Peru’s experience reminds us that disaster vulnerability is not just about environmental processes. Avalanches and floods only become disasters when they affect people.
In Carhuaz in the 1970s, residents defied zoning laws that prohibited construction in potential avalanche and flood paths below Mount Hualcán. The laws came into being after glacial avalanches on neighboring Mount Huascarán killed 4,000 people in 1962 and 15,000 in 1970. At that point government officials and UNESCO experts determined that Mount Hualcán glaciers were also unstable, and insisted that the population relocate outside the floodplain. Nonetheless, locals resisted, perceiving this as yet another bureaucratic imposition. They also believed that government engineering projects (technology) could protect them from the unstable alpine landscape.
Peruvians are hardly alone: around the world — from Florida to Fiji — people live in hazard zones exposed to hurricanes, tsunamis, floods, and volcanic eruptions. They depend on early warning systems and technological fixes, like levees or building codes, which can sometimes fail or fail to be enforced.
These technological fixes can certainly protect people, as engineering efforts did at Lake 513. But they also breed local dependence on government good will. If funding wanes, governments change, or people simply ignore zoning laws and building codes, then disaster prevention technologies and climate change adaptation programs can falter.
The recent flood from Lake 513 exposes both the potential and perils of technological fixes. Engineering projects prevented a more catastrophic flood. But damage from the flood might not have occurred at all if additional resources to monitor, maintain, and contain dangerous lakes had been available to the under-staffed and poorly funded government glaciology office. Technological solutions to climate change and natural disasters require continuous funding to guarantee people’s safety. Developing nations rarely have such resources. And political change can eliminate such funding anywhere. What’s more, engineering solutions might not always work, as with the levees in New Orleans.
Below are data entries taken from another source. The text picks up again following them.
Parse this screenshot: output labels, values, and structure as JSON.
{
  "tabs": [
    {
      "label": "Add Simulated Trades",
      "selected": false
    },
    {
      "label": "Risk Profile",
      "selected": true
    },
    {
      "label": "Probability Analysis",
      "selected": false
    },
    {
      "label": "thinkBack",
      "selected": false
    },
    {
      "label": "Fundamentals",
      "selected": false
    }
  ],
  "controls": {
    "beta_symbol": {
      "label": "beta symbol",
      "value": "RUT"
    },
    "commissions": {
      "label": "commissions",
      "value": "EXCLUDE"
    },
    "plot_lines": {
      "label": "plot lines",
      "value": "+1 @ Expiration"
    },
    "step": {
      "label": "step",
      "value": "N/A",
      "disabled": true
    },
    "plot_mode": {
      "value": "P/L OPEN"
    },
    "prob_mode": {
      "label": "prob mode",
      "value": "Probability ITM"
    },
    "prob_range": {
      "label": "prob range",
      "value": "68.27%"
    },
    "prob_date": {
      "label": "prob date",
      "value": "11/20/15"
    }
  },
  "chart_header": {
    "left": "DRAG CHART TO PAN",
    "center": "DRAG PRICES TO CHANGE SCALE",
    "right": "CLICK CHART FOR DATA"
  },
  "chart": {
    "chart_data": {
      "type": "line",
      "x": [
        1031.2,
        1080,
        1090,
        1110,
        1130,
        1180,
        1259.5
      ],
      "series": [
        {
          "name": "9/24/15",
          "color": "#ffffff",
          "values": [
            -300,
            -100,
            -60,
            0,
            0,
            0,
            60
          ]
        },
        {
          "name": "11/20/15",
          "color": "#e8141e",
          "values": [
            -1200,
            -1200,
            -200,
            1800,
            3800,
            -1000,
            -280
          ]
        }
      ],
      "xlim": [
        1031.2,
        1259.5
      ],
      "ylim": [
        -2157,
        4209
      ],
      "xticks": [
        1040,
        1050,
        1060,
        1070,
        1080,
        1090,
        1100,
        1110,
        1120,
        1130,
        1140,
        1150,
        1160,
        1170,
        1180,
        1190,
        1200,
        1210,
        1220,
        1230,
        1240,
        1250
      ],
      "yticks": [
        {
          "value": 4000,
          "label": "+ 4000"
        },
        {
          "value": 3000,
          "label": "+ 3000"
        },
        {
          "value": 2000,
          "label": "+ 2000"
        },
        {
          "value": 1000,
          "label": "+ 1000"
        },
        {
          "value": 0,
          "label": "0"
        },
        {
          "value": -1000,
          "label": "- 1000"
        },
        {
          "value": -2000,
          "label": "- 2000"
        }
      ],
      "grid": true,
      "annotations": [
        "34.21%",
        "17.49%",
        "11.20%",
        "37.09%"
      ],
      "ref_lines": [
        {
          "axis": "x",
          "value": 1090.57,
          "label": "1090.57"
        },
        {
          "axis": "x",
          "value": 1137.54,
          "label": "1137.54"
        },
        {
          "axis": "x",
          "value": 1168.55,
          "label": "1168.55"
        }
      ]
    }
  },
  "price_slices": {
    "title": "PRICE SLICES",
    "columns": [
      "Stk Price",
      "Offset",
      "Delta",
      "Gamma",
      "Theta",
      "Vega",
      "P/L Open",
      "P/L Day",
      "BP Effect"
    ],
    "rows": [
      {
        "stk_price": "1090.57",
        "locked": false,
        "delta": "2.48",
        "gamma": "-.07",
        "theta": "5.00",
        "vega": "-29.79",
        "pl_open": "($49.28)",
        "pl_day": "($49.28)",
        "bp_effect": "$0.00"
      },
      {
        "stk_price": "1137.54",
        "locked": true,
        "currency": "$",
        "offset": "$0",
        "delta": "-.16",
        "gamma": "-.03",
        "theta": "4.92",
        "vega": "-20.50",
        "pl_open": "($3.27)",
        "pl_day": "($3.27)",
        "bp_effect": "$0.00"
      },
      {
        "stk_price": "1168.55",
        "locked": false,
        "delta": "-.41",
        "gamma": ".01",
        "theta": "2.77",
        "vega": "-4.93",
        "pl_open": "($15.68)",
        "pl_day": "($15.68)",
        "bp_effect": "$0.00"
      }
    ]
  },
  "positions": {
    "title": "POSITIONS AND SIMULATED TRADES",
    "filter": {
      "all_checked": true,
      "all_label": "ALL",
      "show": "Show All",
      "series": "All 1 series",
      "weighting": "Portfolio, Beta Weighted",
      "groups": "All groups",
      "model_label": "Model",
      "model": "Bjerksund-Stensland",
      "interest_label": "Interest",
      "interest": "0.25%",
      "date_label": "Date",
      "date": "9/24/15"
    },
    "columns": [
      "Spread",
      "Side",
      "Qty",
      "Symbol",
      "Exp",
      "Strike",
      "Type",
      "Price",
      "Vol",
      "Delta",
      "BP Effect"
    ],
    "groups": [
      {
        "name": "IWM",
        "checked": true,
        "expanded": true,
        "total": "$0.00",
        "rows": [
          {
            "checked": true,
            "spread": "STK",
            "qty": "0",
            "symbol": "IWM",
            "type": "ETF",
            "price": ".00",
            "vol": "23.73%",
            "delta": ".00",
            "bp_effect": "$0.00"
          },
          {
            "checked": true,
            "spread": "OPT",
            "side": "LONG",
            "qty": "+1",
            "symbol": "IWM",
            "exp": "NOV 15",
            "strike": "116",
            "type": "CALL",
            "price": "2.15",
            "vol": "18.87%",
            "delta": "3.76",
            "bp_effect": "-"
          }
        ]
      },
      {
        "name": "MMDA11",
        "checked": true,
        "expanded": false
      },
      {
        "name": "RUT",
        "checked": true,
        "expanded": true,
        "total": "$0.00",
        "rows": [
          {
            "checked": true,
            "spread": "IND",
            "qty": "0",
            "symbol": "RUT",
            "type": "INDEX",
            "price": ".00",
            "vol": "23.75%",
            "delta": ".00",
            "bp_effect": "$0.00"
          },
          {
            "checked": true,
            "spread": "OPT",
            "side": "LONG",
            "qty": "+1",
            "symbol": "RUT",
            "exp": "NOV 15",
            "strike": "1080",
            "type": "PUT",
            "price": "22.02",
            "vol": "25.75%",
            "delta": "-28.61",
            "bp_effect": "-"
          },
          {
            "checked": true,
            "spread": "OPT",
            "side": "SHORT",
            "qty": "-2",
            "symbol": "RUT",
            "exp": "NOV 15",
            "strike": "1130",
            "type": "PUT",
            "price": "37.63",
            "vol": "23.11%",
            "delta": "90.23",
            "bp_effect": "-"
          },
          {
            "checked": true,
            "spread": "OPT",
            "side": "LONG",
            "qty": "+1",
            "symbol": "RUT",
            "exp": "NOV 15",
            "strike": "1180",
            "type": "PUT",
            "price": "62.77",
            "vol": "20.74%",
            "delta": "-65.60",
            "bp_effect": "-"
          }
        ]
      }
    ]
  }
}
Peru’s situation conveys another – yet broader – message about climate change. While most global warming discussions and international agreements focus on global temperatures and greenhouse gasses, real people in real places (like Peru and Nepal) struggle to survive near shrinking glaciers. For them, the more urgent issue is about how to resolve threats that already exist. Climate change discussions need to move beyond the atmosphere to the ground-level, where people live under the impact of the climate every day.